Dataset rows describing interfaces
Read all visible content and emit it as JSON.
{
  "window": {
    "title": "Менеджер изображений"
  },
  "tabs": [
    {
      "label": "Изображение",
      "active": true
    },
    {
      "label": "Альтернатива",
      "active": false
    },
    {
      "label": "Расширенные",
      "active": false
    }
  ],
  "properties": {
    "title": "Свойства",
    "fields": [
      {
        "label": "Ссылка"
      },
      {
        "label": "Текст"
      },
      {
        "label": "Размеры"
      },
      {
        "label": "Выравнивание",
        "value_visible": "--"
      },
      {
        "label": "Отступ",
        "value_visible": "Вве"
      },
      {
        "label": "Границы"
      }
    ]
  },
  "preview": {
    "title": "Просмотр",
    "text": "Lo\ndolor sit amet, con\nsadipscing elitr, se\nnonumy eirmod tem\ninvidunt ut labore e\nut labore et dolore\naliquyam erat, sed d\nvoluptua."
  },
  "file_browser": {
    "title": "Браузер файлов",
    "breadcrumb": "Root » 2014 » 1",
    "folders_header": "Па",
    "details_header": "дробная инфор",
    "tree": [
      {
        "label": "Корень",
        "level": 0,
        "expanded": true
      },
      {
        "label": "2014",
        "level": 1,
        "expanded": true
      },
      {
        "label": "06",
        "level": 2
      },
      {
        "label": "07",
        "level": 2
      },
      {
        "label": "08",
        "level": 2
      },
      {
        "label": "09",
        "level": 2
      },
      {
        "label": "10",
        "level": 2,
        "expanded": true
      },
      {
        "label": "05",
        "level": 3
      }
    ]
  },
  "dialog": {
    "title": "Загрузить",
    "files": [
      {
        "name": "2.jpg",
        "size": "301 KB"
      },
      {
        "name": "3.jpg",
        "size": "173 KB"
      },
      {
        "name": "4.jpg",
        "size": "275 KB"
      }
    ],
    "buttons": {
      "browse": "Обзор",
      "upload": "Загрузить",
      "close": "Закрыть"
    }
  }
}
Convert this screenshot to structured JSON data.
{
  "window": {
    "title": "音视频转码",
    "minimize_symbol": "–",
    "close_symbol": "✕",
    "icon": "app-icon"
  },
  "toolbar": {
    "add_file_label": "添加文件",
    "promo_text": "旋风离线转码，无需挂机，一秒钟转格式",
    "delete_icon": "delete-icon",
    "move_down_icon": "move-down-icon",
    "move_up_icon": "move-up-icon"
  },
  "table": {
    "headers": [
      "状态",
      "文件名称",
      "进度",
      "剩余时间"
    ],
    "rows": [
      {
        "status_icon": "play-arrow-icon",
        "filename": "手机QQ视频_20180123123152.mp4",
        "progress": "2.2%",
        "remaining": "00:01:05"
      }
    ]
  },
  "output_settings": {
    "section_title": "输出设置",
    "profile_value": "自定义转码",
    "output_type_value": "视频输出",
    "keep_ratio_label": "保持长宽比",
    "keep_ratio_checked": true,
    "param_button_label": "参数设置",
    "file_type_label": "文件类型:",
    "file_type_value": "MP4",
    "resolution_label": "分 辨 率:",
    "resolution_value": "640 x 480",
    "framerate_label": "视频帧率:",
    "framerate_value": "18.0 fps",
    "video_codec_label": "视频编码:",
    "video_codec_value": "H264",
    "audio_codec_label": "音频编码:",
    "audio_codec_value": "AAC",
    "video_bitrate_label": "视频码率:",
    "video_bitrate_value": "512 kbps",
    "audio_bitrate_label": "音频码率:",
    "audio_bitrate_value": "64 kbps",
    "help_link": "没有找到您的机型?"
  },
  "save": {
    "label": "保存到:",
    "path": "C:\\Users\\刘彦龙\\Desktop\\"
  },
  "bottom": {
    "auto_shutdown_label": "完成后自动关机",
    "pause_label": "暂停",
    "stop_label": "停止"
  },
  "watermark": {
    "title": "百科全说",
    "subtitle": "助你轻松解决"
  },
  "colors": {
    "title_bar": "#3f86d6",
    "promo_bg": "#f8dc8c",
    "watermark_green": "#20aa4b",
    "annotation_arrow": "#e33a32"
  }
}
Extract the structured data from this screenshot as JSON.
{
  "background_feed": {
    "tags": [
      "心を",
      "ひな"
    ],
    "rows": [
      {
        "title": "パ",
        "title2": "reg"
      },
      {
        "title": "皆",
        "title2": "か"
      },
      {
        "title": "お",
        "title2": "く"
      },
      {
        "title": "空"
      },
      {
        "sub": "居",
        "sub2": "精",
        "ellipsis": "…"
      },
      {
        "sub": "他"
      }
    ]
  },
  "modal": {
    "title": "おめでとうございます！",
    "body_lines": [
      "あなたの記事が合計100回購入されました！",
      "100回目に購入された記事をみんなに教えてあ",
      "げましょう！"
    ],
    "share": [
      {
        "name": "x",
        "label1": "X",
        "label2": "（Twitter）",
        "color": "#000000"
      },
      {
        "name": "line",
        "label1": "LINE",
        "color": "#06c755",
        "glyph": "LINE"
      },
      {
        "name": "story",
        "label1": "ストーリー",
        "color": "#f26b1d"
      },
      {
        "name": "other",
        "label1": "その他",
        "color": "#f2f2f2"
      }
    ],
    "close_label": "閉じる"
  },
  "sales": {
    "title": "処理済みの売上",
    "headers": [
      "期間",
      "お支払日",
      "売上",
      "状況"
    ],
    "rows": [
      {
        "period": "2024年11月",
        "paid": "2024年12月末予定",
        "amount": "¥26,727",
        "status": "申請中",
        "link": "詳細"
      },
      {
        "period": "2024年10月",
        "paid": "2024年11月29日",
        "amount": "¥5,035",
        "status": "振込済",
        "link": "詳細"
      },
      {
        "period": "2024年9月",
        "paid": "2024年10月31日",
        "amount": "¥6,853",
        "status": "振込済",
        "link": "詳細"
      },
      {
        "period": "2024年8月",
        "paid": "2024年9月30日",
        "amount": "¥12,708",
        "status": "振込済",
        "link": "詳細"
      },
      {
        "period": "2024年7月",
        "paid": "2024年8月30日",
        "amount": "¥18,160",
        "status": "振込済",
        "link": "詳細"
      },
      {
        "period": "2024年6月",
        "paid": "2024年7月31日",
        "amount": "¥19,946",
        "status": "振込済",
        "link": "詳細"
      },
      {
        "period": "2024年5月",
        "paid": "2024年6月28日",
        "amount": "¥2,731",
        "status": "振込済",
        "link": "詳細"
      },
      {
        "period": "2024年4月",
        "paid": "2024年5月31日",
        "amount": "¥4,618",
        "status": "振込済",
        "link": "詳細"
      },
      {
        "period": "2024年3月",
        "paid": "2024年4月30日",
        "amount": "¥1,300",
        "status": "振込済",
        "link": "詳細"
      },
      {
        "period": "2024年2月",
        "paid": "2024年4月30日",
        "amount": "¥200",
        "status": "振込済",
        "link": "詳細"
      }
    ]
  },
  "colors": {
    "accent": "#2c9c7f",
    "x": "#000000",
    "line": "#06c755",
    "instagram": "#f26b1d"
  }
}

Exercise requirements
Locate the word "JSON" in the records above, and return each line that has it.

Response below
Read all visible content and emit it as JSON.
Convert this screenshot to structured JSON data.
Extract the structured data from this screenshot as JSON.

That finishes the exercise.